“We applaud the TTF’s efforts to improve the reputation of the wood flooring sector, though we feel that research shouldn’t just be focused on China. We feel that more attention should be given to the risk factors
with wood products sourced from many other countries including those within Europe. Our advice to anyone sourcing product from Europe is to check back along the supply chain beyond the producer as a standard part of their due diligence.”

Arnold Laver’s Tom Andrews holds similar views: “Check that what you think you are buying is correctly described. We only buy from European Union manufacturers and we also do our own due diligence, in addition
to ensuring they have FSC® and/or PEFC™ certification. We will never buy flooring products from an unknown entity overseas,” he affirms.

For heritage properties and conservation projects, solid wood flooring may be specified by the architect, but help to gain the business is available from TTF member suppliers. Brooks Brothers’ Tom Dee, comments “There are
occasions when we’ve been asked to replace heritage hardwood flooring for customers on special order – including for the Houses of Parliament and Buckingham Palace! We are one of the few companies able to machine
75mm Oak flooring for older and historic buildings.”

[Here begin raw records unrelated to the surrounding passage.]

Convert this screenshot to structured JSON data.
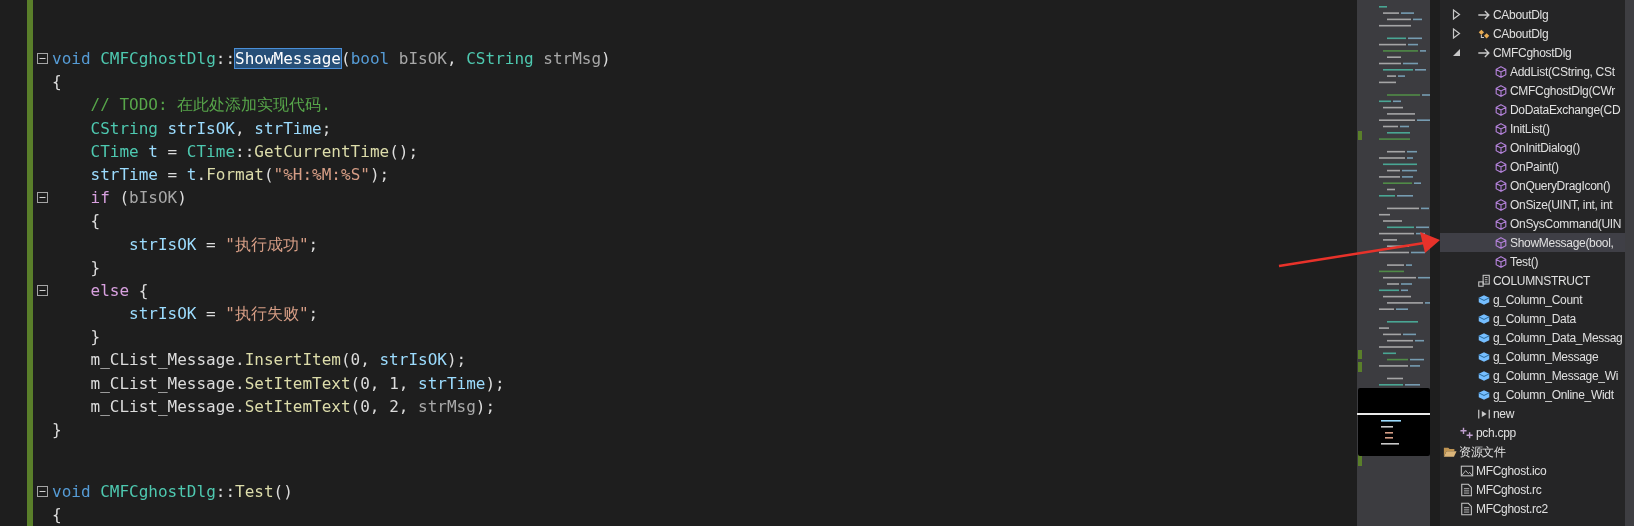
{
  "editor": {
    "lines": [
      {
        "kind": "top",
        "fold": true,
        "tokens": [
          {
            "kind": "keyword",
            "text": "void "
          },
          {
            "kind": "type",
            "text": "CMFCghostDlg"
          },
          {
            "kind": "plain",
            "text": "::"
          },
          {
            "kind": "selection",
            "text": "ShowMessage"
          },
          {
            "kind": "plain",
            "text": "("
          },
          {
            "kind": "keyword",
            "text": "bool"
          },
          {
            "kind": "param",
            "text": " bIsOK"
          },
          {
            "kind": "plain",
            "text": ", "
          },
          {
            "kind": "type",
            "text": "CString"
          },
          {
            "kind": "param",
            "text": " strMsg"
          },
          {
            "kind": "plain",
            "text": ")"
          }
        ]
      },
      {
        "kind": "top",
        "fold": false,
        "tokens": [
          {
            "kind": "plain",
            "text": "{"
          }
        ]
      },
      {
        "kind": "body",
        "fold": false,
        "tokens": [
          {
            "kind": "comment",
            "text": "// TODO: 在此处添加实现代码."
          }
        ]
      },
      {
        "kind": "body",
        "fold": false,
        "tokens": [
          {
            "kind": "type",
            "text": "CString "
          },
          {
            "kind": "variable",
            "text": "strIsOK"
          },
          {
            "kind": "plain",
            "text": ", "
          },
          {
            "kind": "variable",
            "text": "strTime"
          },
          {
            "kind": "plain",
            "text": ";"
          }
        ]
      },
      {
        "kind": "body",
        "fold": false,
        "tokens": [
          {
            "kind": "type",
            "text": "CTime "
          },
          {
            "kind": "variable",
            "text": "t"
          },
          {
            "kind": "plain",
            "text": " = "
          },
          {
            "kind": "type",
            "text": "CTime"
          },
          {
            "kind": "plain",
            "text": "::"
          },
          {
            "kind": "function",
            "text": "GetCurrentTime"
          },
          {
            "kind": "plain",
            "text": "();"
          }
        ]
      },
      {
        "kind": "body",
        "fold": false,
        "tokens": [
          {
            "kind": "variable",
            "text": "strTime"
          },
          {
            "kind": "plain",
            "text": " = "
          },
          {
            "kind": "variable",
            "text": "t"
          },
          {
            "kind": "plain",
            "text": "."
          },
          {
            "kind": "function",
            "text": "Format"
          },
          {
            "kind": "plain",
            "text": "("
          },
          {
            "kind": "string",
            "text": "\"%H:%M:%S\""
          },
          {
            "kind": "plain",
            "text": ");"
          }
        ]
      },
      {
        "kind": "body",
        "fold": true,
        "tokens": [
          {
            "kind": "control",
            "text": "if"
          },
          {
            "kind": "plain",
            "text": " ("
          },
          {
            "kind": "param",
            "text": "bIsOK"
          },
          {
            "kind": "plain",
            "text": ")"
          }
        ]
      },
      {
        "kind": "body",
        "fold": false,
        "tokens": [
          {
            "kind": "plain",
            "text": "{"
          }
        ]
      },
      {
        "kind": "inner",
        "fold": false,
        "tokens": [
          {
            "kind": "variable",
            "text": "strIsOK"
          },
          {
            "kind": "plain",
            "text": " = "
          },
          {
            "kind": "string",
            "text": "\"执行成功\""
          },
          {
            "kind": "plain",
            "text": ";"
          }
        ]
      },
      {
        "kind": "body",
        "fold": false,
        "tokens": [
          {
            "kind": "plain",
            "text": "}"
          }
        ]
      },
      {
        "kind": "body",
        "fold": true,
        "tokens": [
          {
            "kind": "control",
            "text": "else"
          },
          {
            "kind": "plain",
            "text": " {"
          }
        ]
      },
      {
        "kind": "inner",
        "fold": false,
        "tokens": [
          {
            "kind": "variable",
            "text": "strIsOK"
          },
          {
            "kind": "plain",
            "text": " = "
          },
          {
            "kind": "string",
            "text": "\"执行失败\""
          },
          {
            "kind": "plain",
            "text": ";"
          }
        ]
      },
      {
        "kind": "body",
        "fold": false,
        "tokens": [
          {
            "kind": "plain",
            "text": "}"
          }
        ]
      },
      {
        "kind": "body",
        "fold": false,
        "tokens": [
          {
            "kind": "plain",
            "text": "m_CList_Message."
          },
          {
            "kind": "function",
            "text": "InsertItem"
          },
          {
            "kind": "plain",
            "text": "(0, "
          },
          {
            "kind": "variable",
            "text": "strIsOK"
          },
          {
            "kind": "plain",
            "text": ");"
          }
        ]
      },
      {
        "kind": "body",
        "fold": false,
        "tokens": [
          {
            "kind": "plain",
            "text": "m_CList_Message."
          },
          {
            "kind": "function",
            "text": "SetItemText"
          },
          {
            "kind": "plain",
            "text": "(0, 1, "
          },
          {
            "kind": "variable",
            "text": "strTime"
          },
          {
            "kind": "plain",
            "text": ");"
          }
        ]
      },
      {
        "kind": "body",
        "fold": false,
        "tokens": [
          {
            "kind": "plain",
            "text": "m_CList_Message."
          },
          {
            "kind": "function",
            "text": "SetItemText"
          },
          {
            "kind": "plain",
            "text": "(0, 2, "
          },
          {
            "kind": "param",
            "text": "strMsg"
          },
          {
            "kind": "plain",
            "text": ");"
          }
        ]
      },
      {
        "kind": "top",
        "fold": false,
        "tokens": [
          {
            "kind": "plain",
            "text": "}"
          }
        ]
      },
      {
        "fold": false
      },
      {
        "fold": false
      },
      {
        "kind": "top",
        "fold": true,
        "tokens": [
          {
            "kind": "keyword",
            "text": "void "
          },
          {
            "kind": "type",
            "text": "CMFCghostDlg"
          },
          {
            "kind": "plain",
            "text": "::"
          },
          {
            "kind": "function",
            "text": "Test"
          },
          {
            "kind": "plain",
            "text": "()"
          }
        ]
      },
      {
        "kind": "top",
        "fold": false,
        "tokens": [
          {
            "kind": "plain",
            "text": "{"
          }
        ]
      }
    ]
  },
  "solution_explorer": {
    "class_rows": [
      {
        "label": "CAboutDlg",
        "kind": "class-ref",
        "selected": false,
        "expanded": false
      },
      {
        "label": "CAboutDlg",
        "kind": "class",
        "selected": false,
        "expanded": false
      },
      {
        "label": "CMFCghostDlg",
        "kind": "class-ref",
        "selected": false,
        "expanded": true,
        "children": [
          {
            "label": "AddList(CString, CSt",
            "kind": "method",
            "selected": false
          },
          {
            "label": "CMFCghostDlg(CWr",
            "kind": "method",
            "selected": false
          },
          {
            "label": "DoDataExchange(CD",
            "kind": "method",
            "selected": false
          },
          {
            "label": "InitList()",
            "kind": "method",
            "selected": false
          },
          {
            "label": "OnInitDialog()",
            "kind": "method",
            "selected": false
          },
          {
            "label": "OnPaint()",
            "kind": "method",
            "selected": false
          },
          {
            "label": "OnQueryDragIcon()",
            "kind": "method",
            "selected": false
          },
          {
            "label": "OnSize(UINT, int, int",
            "kind": "method",
            "selected": false
          },
          {
            "label": "OnSysCommand(UIN",
            "kind": "method",
            "selected": false
          },
          {
            "label": "ShowMessage(bool,",
            "kind": "method",
            "selected": true
          },
          {
            "label": "Test()",
            "kind": "method",
            "selected": false
          }
        ]
      },
      {
        "label": "COLUMNSTRUCT",
        "kind": "struct",
        "selected": false
      },
      {
        "label": "g_Column_Count",
        "kind": "variable",
        "selected": false
      },
      {
        "label": "g_Column_Data",
        "kind": "variable",
        "selected": false
      },
      {
        "label": "g_Column_Data_Messag",
        "kind": "variable",
        "selected": false
      },
      {
        "label": "g_Column_Message",
        "kind": "variable",
        "selected": false
      },
      {
        "label": "g_Column_Message_Wi",
        "kind": "variable",
        "selected": false
      },
      {
        "label": "g_Column_Online_Widt",
        "kind": "variable",
        "selected": false
      },
      {
        "label": "new",
        "kind": "macro",
        "selected": false
      }
    ],
    "file_rows": [
      {
        "label": "pch.cpp",
        "kind": "cpp-file",
        "selected": false
      }
    ],
    "folder_rows": [
      {
        "label": "资源文件",
        "kind": "folder",
        "selected": false,
        "children": [
          {
            "label": "MFCghost.ico",
            "kind": "image-file",
            "selected": false
          },
          {
            "label": "MFCghost.rc",
            "kind": "resource-file",
            "selected": false
          },
          {
            "label": "MFCghost.rc2",
            "kind": "resource-file",
            "selected": false
          }
        ]
      }
    ]
  }
}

Timber flooring solutions certainly come in many guises to suit all sizes of customer budgets. But whichever you choose, ensure you do your due diligence, or get help from your supplier, to ensure you are selling #TimbeYouCanTrust